You already know the importance of registering your trade mark, but what about way you use it? Improper use can lead to the dilution of your brand – and you don’t want that happen. To help businesses ensure their trade marks remain strong and valid, there is an easy-to-remember guide tha will help you make sure you use your trade mark correctly at all times – the ACID test.
What is the trade mark ACID test?
ACID refers to the proper use of your trade mark and stands for:
If you want to maintain the integrity and strength of your trade mark, it must be a proper adjective. For example, you can say “please hand me a KLEENEX tissue”, but it’s incorrect to say “this is going to be a 5-KLEENEX film.” In the same way, it’s correct to say “I had a STARBUCKS cappuccino”, but not to say “I had a STARBUCKS.” If you think that’s just being nit-picky, think about the demise of the trade marks ELEVATOR, KEROSENE, and CORNFLAKES. These once famous trade marks, are now merely generic product names all because of their misuse.
The next thing to think about is how you use your trade mark within your branding. If you write it in capitals, that’s how it should appear every time you use it within your marketing. If you want to show it in bold print, again, bold text is to be adopted for every use. This is because, by maintaining consistency, you’re emphasising the trade mark, so it’s seen as more than just another word.
Identification refers to whether you should use TM or ®. Our recent post, difference between registered and unregistered trade marks, talks about this in more detail. The symbols refer to the status of your trade mark.
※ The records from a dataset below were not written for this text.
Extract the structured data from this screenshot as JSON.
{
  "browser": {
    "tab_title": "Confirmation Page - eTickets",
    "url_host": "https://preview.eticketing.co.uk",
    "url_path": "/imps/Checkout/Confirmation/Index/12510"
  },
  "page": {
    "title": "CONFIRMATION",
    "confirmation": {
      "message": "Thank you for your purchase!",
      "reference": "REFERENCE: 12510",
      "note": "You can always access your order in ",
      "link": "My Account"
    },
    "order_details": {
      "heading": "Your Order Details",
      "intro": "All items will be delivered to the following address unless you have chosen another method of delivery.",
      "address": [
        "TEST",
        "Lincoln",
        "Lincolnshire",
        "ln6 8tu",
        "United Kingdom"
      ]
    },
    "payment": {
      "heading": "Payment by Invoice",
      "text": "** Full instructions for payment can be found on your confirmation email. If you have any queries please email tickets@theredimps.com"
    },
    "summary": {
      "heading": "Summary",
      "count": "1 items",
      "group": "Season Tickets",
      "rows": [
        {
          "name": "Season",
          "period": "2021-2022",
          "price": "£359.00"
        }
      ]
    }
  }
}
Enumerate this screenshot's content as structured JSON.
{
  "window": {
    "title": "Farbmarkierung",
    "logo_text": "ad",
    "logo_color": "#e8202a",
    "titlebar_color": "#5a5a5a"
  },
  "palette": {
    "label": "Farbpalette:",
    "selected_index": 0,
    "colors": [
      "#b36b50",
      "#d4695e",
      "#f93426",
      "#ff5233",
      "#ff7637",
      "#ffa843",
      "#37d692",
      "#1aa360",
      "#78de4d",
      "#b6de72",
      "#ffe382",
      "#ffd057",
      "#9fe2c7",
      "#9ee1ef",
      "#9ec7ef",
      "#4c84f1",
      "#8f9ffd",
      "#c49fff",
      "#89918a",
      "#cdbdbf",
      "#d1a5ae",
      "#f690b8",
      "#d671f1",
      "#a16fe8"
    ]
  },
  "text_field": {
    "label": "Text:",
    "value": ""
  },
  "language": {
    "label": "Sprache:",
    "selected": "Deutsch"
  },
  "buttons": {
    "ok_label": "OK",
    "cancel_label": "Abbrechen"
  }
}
Therefore, a registered trade mark is denoted by the use of ®, whereas the use of TM identifies an unregistered trade markTM. As we mentioned in the post mentioned above: “If you use the registered trade mark symbol (®) without having registered the mark, it is seen as misleading and deceptive. If you are challenged over it, you could be subject to severe penalties.”
When using your trade mark within your marketing, it should be instantly recognisable and stand out from the rest of the content. That means it could be in capitals, italics, or bold. It’s also a good idea to use the noun that identifies the trade mark within your marketing. A local example would be PADDY & SCOTT’S coffee.
Make your trade mark stand out
Using your trade mark correctly and consistently will give your brand the strongest possible protection.That sounds like common sense, but even the biggest companies can get it wrong. Considering the time and money you’ve put into its development, you’d be mad not to. The distinctive and consistent use of your trade mark will enable you to build a strong business, goodwill, and brand reputation within your chosen field. From your customers’ point of view, it will help them to identify your products and service. Your trade mark will reassure them to the provenance of your product so they can buy with confidence. That’s why it’s important to make sure your trade mark passes the ACID test.
To sure your trade mark passes the ACID test: